Smart link for character names and places?

Hi there,

I am new to Scrivener. I have tried lots of writing software and never really found the ONE feature I have been looking for. Scrivener was suggested to me by several people for its power and flexibility so hoping it can do this, but maybe not.

Essentially what I want is a “smart link” between my text and my defined Characters and Locations in my outline. In the outlining phase I want to define the character and locations I plan to use, then when writing instead of typing say “Jim Butcher” as a character, I would link to the defined character. Same with locations. The very important second part of this is that if I decide in the future to change the name of a character or location, I could do so and the usage of that anywhere in my text would be updated.

Now I know I could just use the old “Search and Replace” that every text editor has, but that can get messy sometimes, so I am really looking for something more intelligent than that.

I did try using Scrivener’s linking ability but I couldn’t figure out how to get it to update the character or location name if I change it.

Changing the name inside Scrivener is going to have to use Project Replace (under the Edit->Search menu). But if you want it to change when you compile out to another format, then look at the Replacements pane of the compile window–You could replace all instances of “Jim Butcher” with “Jack Baker” at that phase. Internally, it’d all be JB, but he would come out of the compile process a changed man.

Project Replace is essentially just Search and Replace though right? Nothing special there? Problem I have with that is it can catch things you don’t intend, and it just scares me to use it. Was hoping Scrivener could be more aware. Shame.

Thanks for your help.

That would be kind of cool to have user-definable objects in Scrivener, where you could set various properties and set values and refer to the properties in the text (things like name, gender, nickname, etc.). Then on compile, the values would be put into the text. You could change names, etc. with a simple change of the corresponding values.

Probably too complicated to code, and wouldn’t cover all cases needing re-writing, but it could be very flexible and powerful.

There is no problem with catching things you don’t intend, if you go into this right. If you want names to be replaceable, what you need is to /code up/ the names you use in the first place – meaning you use placeholder names that undoubtable unique. My usual plan when I used to do this sort of thing was simply to start each “name” with a ‘/’ character, and while I was at it to shorthand the names too. So, one might have /n and /d and /nd as place holders for ‘Nancy’ and ‘Drew’ and ‘Nancy Drew’, respectively. Project Replace is not going to change any unintended text when it comes time to put in the names (whatever ultimately they are to be).

If you think about it, the feature you are dreaming of would require you to do something to each name you type to make it uniquely identifiable (making it a link to a name-giving resource). So, the suggestion above is asking you to do really the very same thing. Admittedly in a more low-tech way, but just as effective. And since it requires no special program coding to accomplish this good way, it is hard to see why anyone would do the programming required to do it the fancy way! My two cents.

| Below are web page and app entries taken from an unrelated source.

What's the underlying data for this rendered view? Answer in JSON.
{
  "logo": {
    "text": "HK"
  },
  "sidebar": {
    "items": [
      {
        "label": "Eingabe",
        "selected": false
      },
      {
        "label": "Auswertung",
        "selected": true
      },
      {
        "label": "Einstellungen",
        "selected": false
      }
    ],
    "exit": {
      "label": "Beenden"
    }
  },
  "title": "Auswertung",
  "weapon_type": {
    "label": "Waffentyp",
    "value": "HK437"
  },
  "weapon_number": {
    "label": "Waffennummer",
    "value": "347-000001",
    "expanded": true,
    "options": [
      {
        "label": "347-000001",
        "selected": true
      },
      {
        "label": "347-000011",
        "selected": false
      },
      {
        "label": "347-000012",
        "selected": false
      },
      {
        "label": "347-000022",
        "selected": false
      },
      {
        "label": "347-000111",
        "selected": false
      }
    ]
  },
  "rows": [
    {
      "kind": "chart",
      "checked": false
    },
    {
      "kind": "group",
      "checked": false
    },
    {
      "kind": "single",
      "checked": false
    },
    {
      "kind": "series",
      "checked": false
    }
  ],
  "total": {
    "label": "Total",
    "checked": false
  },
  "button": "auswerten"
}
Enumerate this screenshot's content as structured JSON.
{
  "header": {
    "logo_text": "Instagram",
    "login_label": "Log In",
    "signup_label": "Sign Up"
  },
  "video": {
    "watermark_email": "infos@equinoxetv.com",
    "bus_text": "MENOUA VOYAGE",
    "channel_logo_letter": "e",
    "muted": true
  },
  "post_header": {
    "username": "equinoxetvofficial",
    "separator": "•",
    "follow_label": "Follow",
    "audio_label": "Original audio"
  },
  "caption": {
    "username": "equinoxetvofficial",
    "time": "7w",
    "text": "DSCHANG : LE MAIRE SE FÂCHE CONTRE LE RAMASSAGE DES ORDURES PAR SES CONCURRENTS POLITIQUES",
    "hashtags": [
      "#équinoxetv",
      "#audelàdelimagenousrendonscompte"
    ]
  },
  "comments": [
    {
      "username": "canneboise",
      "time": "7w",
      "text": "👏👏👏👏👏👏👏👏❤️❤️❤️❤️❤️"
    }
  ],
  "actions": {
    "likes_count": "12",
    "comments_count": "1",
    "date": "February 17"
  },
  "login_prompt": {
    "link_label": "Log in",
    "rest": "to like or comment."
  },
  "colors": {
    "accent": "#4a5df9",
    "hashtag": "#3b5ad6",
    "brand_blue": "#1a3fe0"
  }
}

Using markers around so that the compile replacements tab can change every instance of “” with “John Jacob Jingleheimer Schmidt” is the only way to do this kind of thing “safely”. If you really want to treat names as variables to be replaced at a later time, then do that. You don’t even have to pick a name then. can become any name you want at compile time with the replacements feature. Likewise, instead of “Washington DC” and “Lincoln Memorial” as settings, you can input and <Locale9.3> respectively.

I’m not aware of any software that does what you’re referring to, but when version 3 is released, you could mark all instances of a given name with a “character name” style. Then you could potentially search and replace all “character name” styled text that contains “Ed” with another name without worrying that you’ll find the new name embedded into words containing “ed”.